Every record that follows should be written out again without any change.
▬▬▬▬▬▬
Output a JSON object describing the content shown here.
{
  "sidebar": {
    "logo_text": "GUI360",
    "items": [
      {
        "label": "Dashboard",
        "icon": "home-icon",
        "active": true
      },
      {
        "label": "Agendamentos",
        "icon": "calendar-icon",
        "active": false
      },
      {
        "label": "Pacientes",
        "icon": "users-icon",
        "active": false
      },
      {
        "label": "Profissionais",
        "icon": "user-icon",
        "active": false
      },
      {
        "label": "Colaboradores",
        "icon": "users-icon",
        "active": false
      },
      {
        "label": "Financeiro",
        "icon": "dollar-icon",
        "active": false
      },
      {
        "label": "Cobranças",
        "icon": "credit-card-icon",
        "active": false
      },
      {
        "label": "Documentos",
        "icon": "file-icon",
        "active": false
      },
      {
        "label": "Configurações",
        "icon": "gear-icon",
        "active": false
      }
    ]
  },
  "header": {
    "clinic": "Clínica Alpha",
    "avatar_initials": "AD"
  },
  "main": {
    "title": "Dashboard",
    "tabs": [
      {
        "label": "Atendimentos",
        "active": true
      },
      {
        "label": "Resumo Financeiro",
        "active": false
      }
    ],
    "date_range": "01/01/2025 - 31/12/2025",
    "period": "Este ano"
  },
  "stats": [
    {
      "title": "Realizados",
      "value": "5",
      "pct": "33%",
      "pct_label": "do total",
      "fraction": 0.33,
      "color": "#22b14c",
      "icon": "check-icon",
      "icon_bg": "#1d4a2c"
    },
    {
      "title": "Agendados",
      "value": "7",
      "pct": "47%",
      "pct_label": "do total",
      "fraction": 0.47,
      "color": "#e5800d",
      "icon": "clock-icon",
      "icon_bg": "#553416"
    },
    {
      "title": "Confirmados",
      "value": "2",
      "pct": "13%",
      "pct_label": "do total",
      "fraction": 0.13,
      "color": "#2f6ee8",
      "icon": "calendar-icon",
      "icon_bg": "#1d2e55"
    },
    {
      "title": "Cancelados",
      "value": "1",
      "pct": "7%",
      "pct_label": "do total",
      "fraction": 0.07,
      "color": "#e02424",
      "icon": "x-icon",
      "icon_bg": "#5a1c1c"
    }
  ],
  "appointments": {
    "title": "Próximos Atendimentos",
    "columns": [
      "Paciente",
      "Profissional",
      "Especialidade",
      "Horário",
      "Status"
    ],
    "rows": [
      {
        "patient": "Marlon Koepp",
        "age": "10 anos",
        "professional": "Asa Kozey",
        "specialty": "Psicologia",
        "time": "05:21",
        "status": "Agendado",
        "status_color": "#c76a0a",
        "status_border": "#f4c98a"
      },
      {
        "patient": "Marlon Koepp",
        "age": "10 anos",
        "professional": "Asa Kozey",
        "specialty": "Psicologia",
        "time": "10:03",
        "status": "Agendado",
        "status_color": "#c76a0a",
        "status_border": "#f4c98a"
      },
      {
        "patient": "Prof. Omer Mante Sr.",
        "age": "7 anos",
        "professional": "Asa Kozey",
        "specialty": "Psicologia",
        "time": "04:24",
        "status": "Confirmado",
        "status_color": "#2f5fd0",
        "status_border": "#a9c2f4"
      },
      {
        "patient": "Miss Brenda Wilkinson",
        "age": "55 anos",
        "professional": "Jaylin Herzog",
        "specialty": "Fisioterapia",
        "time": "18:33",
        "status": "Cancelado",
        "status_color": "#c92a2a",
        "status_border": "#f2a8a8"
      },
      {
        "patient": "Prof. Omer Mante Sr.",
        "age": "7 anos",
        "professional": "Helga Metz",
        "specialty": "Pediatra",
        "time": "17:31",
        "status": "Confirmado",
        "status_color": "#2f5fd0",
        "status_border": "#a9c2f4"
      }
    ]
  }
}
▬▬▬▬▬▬
▶ **EXERCISE ANSWER**
Output a JSON object describing the content shown here.
{
  "sidebar": {
    "logo_text": "GUI360",
    "items": [
      {
        "label": "Dashboard",
        "icon": "home-icon",
        "active": true
      },
      {
        "label": "Agendamentos",
        "icon": "calendar-icon",
        "active": false
      },
      {
        "label": "Pacientes",
        "icon": "users-icon",
        "active": false
      },
      {
        "label": "Profissionais",
        "icon": "user-icon",
        "active": false
      },
      {
        "label": "Colaboradores",
        "icon": "users-icon",
        "active": false
      },
      {
        "label": "Financeiro",
        "icon": "dollar-icon",
        "active": false
      },
      {
        "label": "Cobranças",
        "icon": "credit-card-icon",
        "active": false
      },
      {
        "label": "Documentos",
        "icon": "file-icon",
        "active": false
      },
      {
        "label": "Configurações",
        "icon": "gear-icon",
        "active": false
      }
    ]
  },
  "header": {
    "clinic": "Clínica Alpha",
    "avatar_initials": "AD"
  },
  "main": {
    "title": "Dashboard",
    "tabs": [
      {
        "label": "Atendimentos",
        "active": true
      },
      {
        "label": "Resumo Financeiro",
        "active": false
      }
    ],
    "date_range": "01/01/2025 - 31/12/2025",
    "period": "Este ano"
  },
  "stats": [
    {
      "title": "Realizados",
      "value": "5",
      "pct": "33%",
      "pct_label": "do total",
      "fraction": 0.33,
      "color": "#22b14c",
      "icon": "check-icon",
      "icon_bg": "#1d4a2c"
    },
    {
      "title": "Agendados",
      "value": "7",
      "pct": "47%",
      "pct_label": "do total",
      "fraction": 0.47,
      "color": "#e5800d",
      "icon": "clock-icon",
      "icon_bg": "#553416"
    },
    {
      "title": "Confirmados",
      "value": "2",
      "pct": "13%",
      "pct_label": "do total",
      "fraction": 0.13,
      "color": "#2f6ee8",
      "icon": "calendar-icon",
      "icon_bg": "#1d2e55"
    },
    {
      "title": "Cancelados",
      "value": "1",
      "pct": "7%",
      "pct_label": "do total",
      "fraction": 0.07,
      "color": "#e02424",
      "icon": "x-icon",
      "icon_bg": "#5a1c1c"
    }
  ],
  "appointments": {
    "title": "Próximos Atendimentos",
    "columns": [
      "Paciente",
      "Profissional",
      "Especialidade",
      "Horário",
      "Status"
    ],
    "rows": [
      {
        "patient": "Marlon Koepp",
        "age": "10 anos",
        "professional": "Asa Kozey",
        "specialty": "Psicologia",
        "time": "05:21",
        "status": "Agendado",
        "status_color": "#c76a0a",
        "status_border": "#f4c98a"
      },
      {
        "patient": "Marlon Koepp",
        "age": "10 anos",
        "professional": "Asa Kozey",
        "specialty": "Psicologia",
        "time": "10:03",
        "status": "Agendado",
        "status_color": "#c76a0a",
        "status_border": "#f4c98a"
      },
      {
        "patient": "Prof. Omer Mante Sr.",
        "age": "7 anos",
        "professional": "Asa Kozey",
        "specialty": "Psicologia",
        "time": "04:24",
        "status": "Confirmado",
        "status_color": "#2f5fd0",
        "status_border": "#a9c2f4"
      },
      {
        "patient": "Miss Brenda Wilkinson",
        "age": "55 anos",
        "professional": "Jaylin Herzog",
        "specialty": "Fisioterapia",
        "time": "18:33",
        "status": "Cancelado",
        "status_color": "#c92a2a",
        "status_border": "#f2a8a8"
      },
      {
        "patient": "Prof. Omer Mante Sr.",
        "age": "7 anos",
        "professional": "Helga Metz",
        "specialty": "Pediatra",
        "time": "17:31",
        "status": "Confirmado",
        "status_color": "#2f5fd0",
        "status_border": "#a9c2f4"
      }
    ]
  }
}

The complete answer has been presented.